Ultimate Spider-Man 18 – This issue was great. I still haven't looked up Ultimate Spider-Woman, so I have no idea if I'm supposed to know her back story or not, but I'm glad to be in the dark, even if I'm not supposed to be. It's kind of more fun that way. The art, by Marquez, was great again, and the tone of the book just feels so right. Miles is a fun Spider-Man, a new one that's really learning the right way to be a good hero. His dad's dilemma seems like it's going to play out in a very strange way, so I'm not looking forward to that dynamic. But Ganke is awesome, Spider-Woman's place in the book is awesome, the fact that Bendis is making such a big deal out of Miles saving Cap is awesome, and last, but certainly not least, this is the best book in the Ultimate Universe right now. With X-Force going out, and the Marvel NOW! Initiative not doing anything for me (at all), this might be one of the last Marvel books that I stay as a regular on. I grew up as a Marvel kid, and it's sad to see that they're losing the battle so intensely. But if there were more books like this and Wolverine & the X-Men, maybe I'd have a reason to stay. Bottom line: I'm really riding for Miles Morales now, not just because of 616 Spidey, but also because Ultimate X-Men and the Ultimates fucking blow.
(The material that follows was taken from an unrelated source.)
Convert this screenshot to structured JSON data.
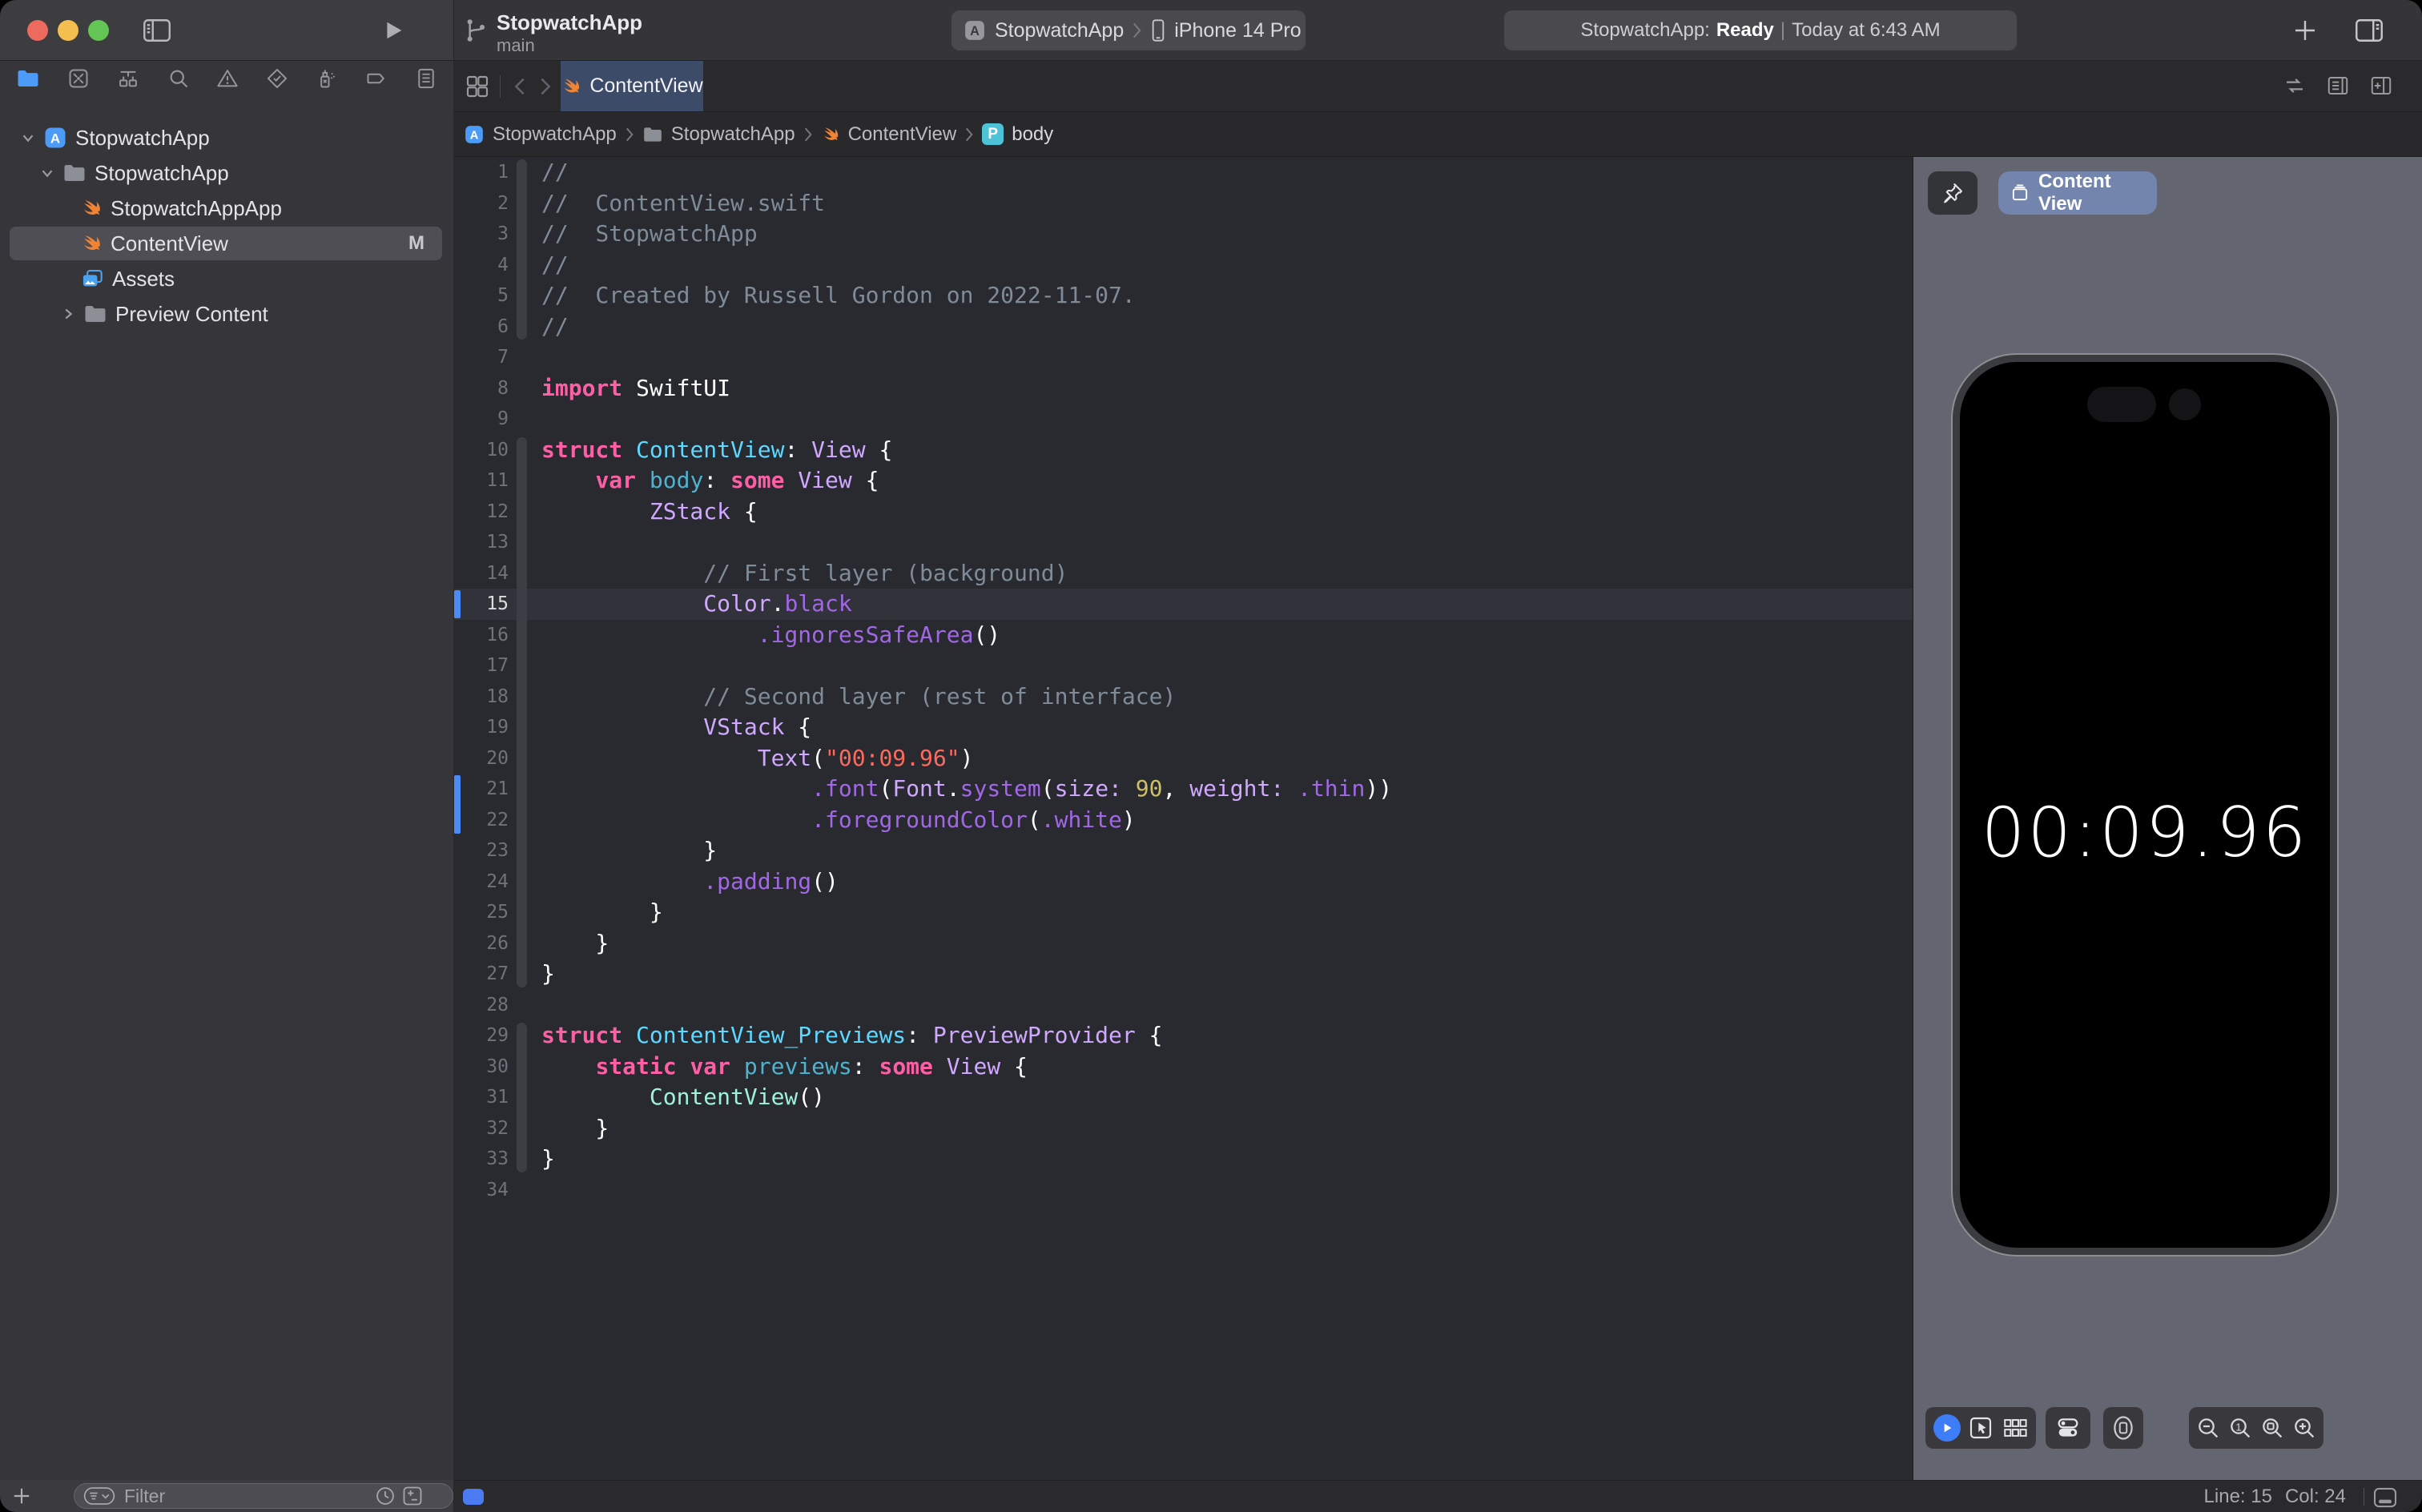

Wolverine and the X-Men 22 – Well, yeah, OK, this was cute. The book is still great, and I can see the progress that's already being made. We've always clamored for new mutants (even after they gave us a book called that) and Jason Aaron sure is bringing the heat in creating and maintaining some for the X Universe. But I'm just not interested in this Frankenstein evil carnival story. It feels like a cheap imitation of Something Wicked This Way Comes. (Will anyone ever be able to use an evil carnival again? Bradbury pretty much has that on lockdown, right?) But, I am interested in the story of William, as he appears to be the only real character in the new baby Hellfire Club, so here's to hoping that we get more of him, more Storm and Wolvie remembering who they are, and more of the kids standing up for themselves. Next month should finish this arc (right?) and then we can get back to the school dynamic that made this book such old school fun when it began.
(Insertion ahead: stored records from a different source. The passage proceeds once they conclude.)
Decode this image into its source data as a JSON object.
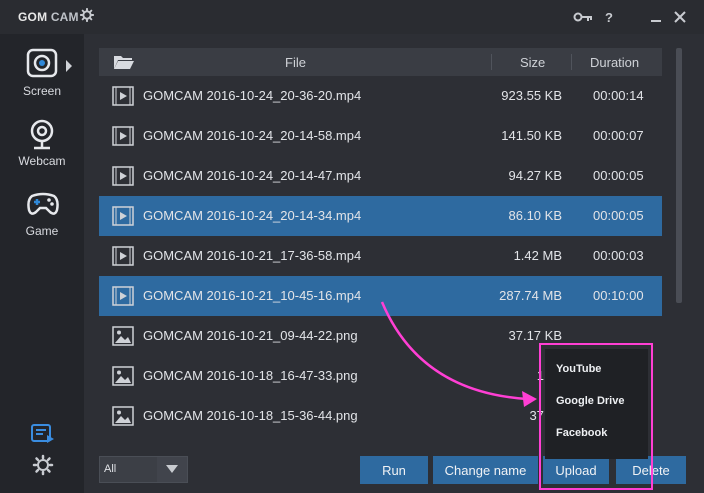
{
  "app": {
    "brand_main": "GOM",
    "brand_sub": "CAM"
  },
  "sidebar": {
    "items": [
      {
        "label": "Screen"
      },
      {
        "label": "Webcam"
      },
      {
        "label": "Game"
      }
    ]
  },
  "table": {
    "columns": [
      "File",
      "Size",
      "Duration"
    ],
    "rows": [
      {
        "name": "GOMCAM 2016-10-24_20-36-20.mp4",
        "size": "923.55 KB",
        "duration": "00:00:14",
        "type": "video",
        "selected": false
      },
      {
        "name": "GOMCAM 2016-10-24_20-14-58.mp4",
        "size": "141.50 KB",
        "duration": "00:00:07",
        "type": "video",
        "selected": false
      },
      {
        "name": "GOMCAM 2016-10-24_20-14-47.mp4",
        "size": "94.27 KB",
        "duration": "00:00:05",
        "type": "video",
        "selected": false
      },
      {
        "name": "GOMCAM 2016-10-24_20-14-34.mp4",
        "size": "86.10 KB",
        "duration": "00:00:05",
        "type": "video",
        "selected": true
      },
      {
        "name": "GOMCAM 2016-10-21_17-36-58.mp4",
        "size": "1.42 MB",
        "duration": "00:00:03",
        "type": "video",
        "selected": false
      },
      {
        "name": "GOMCAM 2016-10-21_10-45-16.mp4",
        "size": "287.74 MB",
        "duration": "00:10:00",
        "type": "video",
        "selected": true
      },
      {
        "name": "GOMCAM 2016-10-21_09-44-22.png",
        "size": "37.17 KB",
        "duration": "",
        "type": "image",
        "selected": false
      },
      {
        "name": "GOMCAM 2016-10-18_16-47-33.png",
        "size": "1.19",
        "duration": "",
        "type": "image",
        "selected": false
      },
      {
        "name": "GOMCAM 2016-10-18_15-36-44.png",
        "size": "37.45",
        "duration": "",
        "type": "image",
        "selected": false
      }
    ]
  },
  "footer": {
    "filter_value": "All",
    "buttons": {
      "run": "Run",
      "change_name": "Change name",
      "upload": "Upload",
      "delete": "Delete"
    }
  },
  "upload_menu": {
    "items": [
      "YouTube",
      "Google Drive",
      "Facebook"
    ]
  },
  "colors": {
    "accent": "#2e6aa0",
    "highlight": "#ff3fd4",
    "background": "#2b2d33"
  }
}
Book of the week goes to Locke and Key. The feeling of dread that we get with every new issue, where it seems certain that the bad guy is going to win is so impressive for a book that comes out monthly at best. I mean, who can maintain mood like that?